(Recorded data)
==================================================

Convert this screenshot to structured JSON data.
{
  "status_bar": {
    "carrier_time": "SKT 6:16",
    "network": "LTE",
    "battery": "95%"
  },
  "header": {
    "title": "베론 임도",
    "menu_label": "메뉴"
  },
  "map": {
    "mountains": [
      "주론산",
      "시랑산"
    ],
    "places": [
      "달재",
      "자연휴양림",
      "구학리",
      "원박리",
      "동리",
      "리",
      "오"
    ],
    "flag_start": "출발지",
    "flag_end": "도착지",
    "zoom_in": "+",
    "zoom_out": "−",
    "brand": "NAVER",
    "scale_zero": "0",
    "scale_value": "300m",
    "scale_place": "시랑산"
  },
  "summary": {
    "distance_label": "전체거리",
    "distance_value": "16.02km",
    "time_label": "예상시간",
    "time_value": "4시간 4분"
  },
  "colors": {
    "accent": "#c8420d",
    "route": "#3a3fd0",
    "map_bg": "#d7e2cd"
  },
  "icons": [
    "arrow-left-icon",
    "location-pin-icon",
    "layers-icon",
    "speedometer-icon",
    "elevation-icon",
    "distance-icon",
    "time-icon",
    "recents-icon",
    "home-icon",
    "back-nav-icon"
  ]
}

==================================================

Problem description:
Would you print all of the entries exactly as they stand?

Task solution:
Convert this screenshot to structured JSON data.
{
  "status_bar": {
    "carrier_time": "SKT 6:16",
    "network": "LTE",
    "battery": "95%"
  },
  "header": {
    "title": "베론 임도",
    "menu_label": "메뉴"
  },
  "map": {
    "mountains": [
      "주론산",
      "시랑산"
    ],
    "places": [
      "달재",
      "자연휴양림",
      "구학리",
      "원박리",
      "동리",
      "리",
      "오"
    ],
    "flag_start": "출발지",
    "flag_end": "도착지",
    "zoom_in": "+",
    "zoom_out": "−",
    "brand": "NAVER",
    "scale_zero": "0",
    "scale_value": "300m",
    "scale_place": "시랑산"
  },
  "summary": {
    "distance_label": "전체거리",
    "distance_value": "16.02km",
    "time_label": "예상시간",
    "time_value": "4시간 4분"
  },
  "colors": {
    "accent": "#c8420d",
    "route": "#3a3fd0",
    "map_bg": "#d7e2cd"
  },
  "icons": [
    "arrow-left-icon",
    "location-pin-icon",
    "layers-icon",
    "speedometer-icon",
    "elevation-icon",
    "distance-icon",
    "time-icon",
    "recents-icon",
    "home-icon",
    "back-nav-icon"
  ]
}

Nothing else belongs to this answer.